DATASET EXCERPTS:
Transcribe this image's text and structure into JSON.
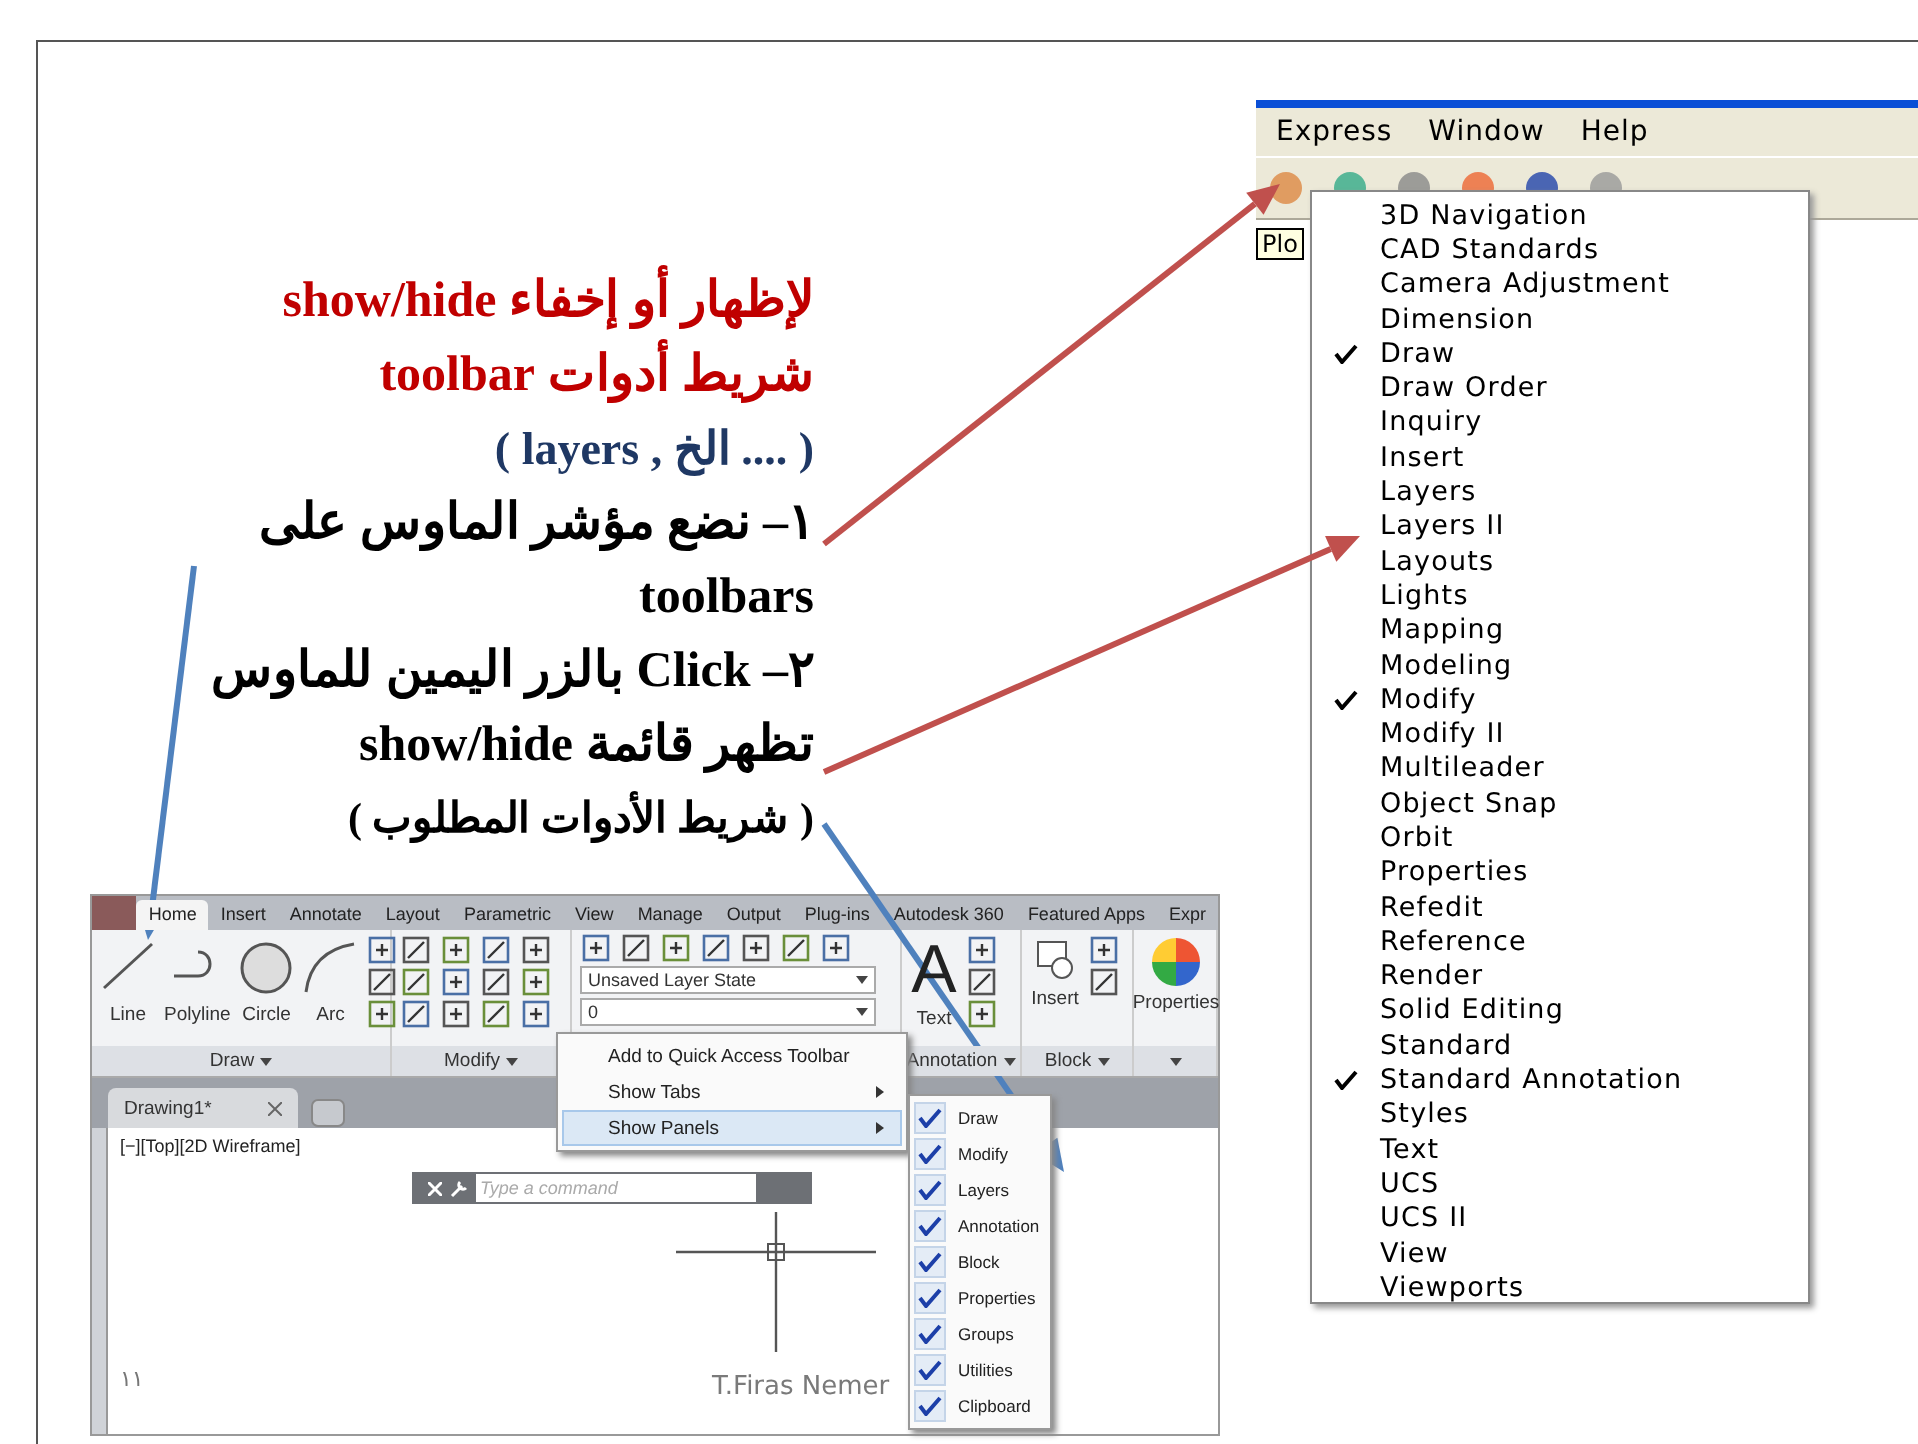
{
  "slide": {
    "number": "١١",
    "footer": "T.Firas Nemer"
  },
  "instructions": [
    {
      "kind": "heading",
      "text": "لإظهار أو إخفاء show/hide شريط أدوات toolbar"
    },
    {
      "kind": "note",
      "text": "( .... الخ , layers )"
    },
    {
      "kind": "step",
      "text": "١– نضع مؤشر الماوس على toolbars"
    },
    {
      "kind": "step",
      "text": "٢–  Click بالزر اليمين للماوس تظهر قائمة show/hide"
    },
    {
      "kind": "remark",
      "text": "( شريط الأدوات المطلوب )"
    }
  ],
  "menu_window": {
    "menus": [
      "Express",
      "Window",
      "Help"
    ],
    "tooltip": "Plo",
    "toolbar_menu": [
      {
        "label": "3D Navigation",
        "checked": false
      },
      {
        "label": "CAD Standards",
        "checked": false
      },
      {
        "label": "Camera Adjustment",
        "checked": false
      },
      {
        "label": "Dimension",
        "checked": false
      },
      {
        "label": "Draw",
        "checked": true
      },
      {
        "label": "Draw Order",
        "checked": false
      },
      {
        "label": "Inquiry",
        "checked": false
      },
      {
        "label": "Insert",
        "checked": false
      },
      {
        "label": "Layers",
        "checked": false
      },
      {
        "label": "Layers II",
        "checked": false
      },
      {
        "label": "Layouts",
        "checked": false
      },
      {
        "label": "Lights",
        "checked": false
      },
      {
        "label": "Mapping",
        "checked": false
      },
      {
        "label": "Modeling",
        "checked": false
      },
      {
        "label": "Modify",
        "checked": true
      },
      {
        "label": "Modify II",
        "checked": false
      },
      {
        "label": "Multileader",
        "checked": false
      },
      {
        "label": "Object Snap",
        "checked": false
      },
      {
        "label": "Orbit",
        "checked": false
      },
      {
        "label": "Properties",
        "checked": false
      },
      {
        "label": "Refedit",
        "checked": false
      },
      {
        "label": "Reference",
        "checked": false
      },
      {
        "label": "Render",
        "checked": false
      },
      {
        "label": "Solid Editing",
        "checked": false
      },
      {
        "label": "Standard",
        "checked": false
      },
      {
        "label": "Standard Annotation",
        "checked": true
      },
      {
        "label": "Styles",
        "checked": false
      },
      {
        "label": "Text",
        "checked": false
      },
      {
        "label": "UCS",
        "checked": false
      },
      {
        "label": "UCS II",
        "checked": false
      },
      {
        "label": "View",
        "checked": false
      },
      {
        "label": "Viewports",
        "checked": false
      }
    ]
  },
  "ribbon_window": {
    "tabs": [
      {
        "label": "Home",
        "selected": true
      },
      {
        "label": "Insert",
        "selected": false
      },
      {
        "label": "Annotate",
        "selected": false
      },
      {
        "label": "Layout",
        "selected": false
      },
      {
        "label": "Parametric",
        "selected": false
      },
      {
        "label": "View",
        "selected": false
      },
      {
        "label": "Manage",
        "selected": false
      },
      {
        "label": "Output",
        "selected": false
      },
      {
        "label": "Plug-ins",
        "selected": false
      },
      {
        "label": "Autodesk 360",
        "selected": false
      },
      {
        "label": "Featured Apps",
        "selected": false
      },
      {
        "label": "Expr",
        "selected": false
      }
    ],
    "draw_panel": {
      "title": "Draw",
      "tools": [
        "Line",
        "Polyline",
        "Circle",
        "Arc"
      ]
    },
    "modify_panel": {
      "title": "Modify"
    },
    "layers_panel": {
      "layer_state": "Unsaved Layer State",
      "current_layer": "0"
    },
    "annotation_panel": {
      "title": "Annotation",
      "glyph": "A",
      "tool": "Text"
    },
    "block_panel": {
      "title": "Block",
      "tool": "Insert"
    },
    "properties_panel": {
      "tool": "Properties"
    },
    "document_tab": "Drawing1*",
    "viewport_label": "[−][Top][2D Wireframe]",
    "command_placeholder": "Type a command",
    "context_menu": [
      {
        "label": "Add to Quick Access Toolbar",
        "has_submenu": false,
        "selected": false
      },
      {
        "label": "Show Tabs",
        "has_submenu": true,
        "selected": false
      },
      {
        "label": "Show Panels",
        "has_submenu": true,
        "selected": true
      }
    ],
    "panels_submenu": [
      {
        "label": "Draw",
        "checked": true
      },
      {
        "label": "Modify",
        "checked": true
      },
      {
        "label": "Layers",
        "checked": true
      },
      {
        "label": "Annotation",
        "checked": true
      },
      {
        "label": "Block",
        "checked": true
      },
      {
        "label": "Properties",
        "checked": true
      },
      {
        "label": "Groups",
        "checked": true
      },
      {
        "label": "Utilities",
        "checked": true
      },
      {
        "label": "Clipboard",
        "checked": true
      }
    ]
  }
}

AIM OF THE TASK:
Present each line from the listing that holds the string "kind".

WRITTEN SOLUTION:
      "kind": "heading",
      "kind": "note",
      "kind": "step",
      "kind": "step",
      "kind": "remark",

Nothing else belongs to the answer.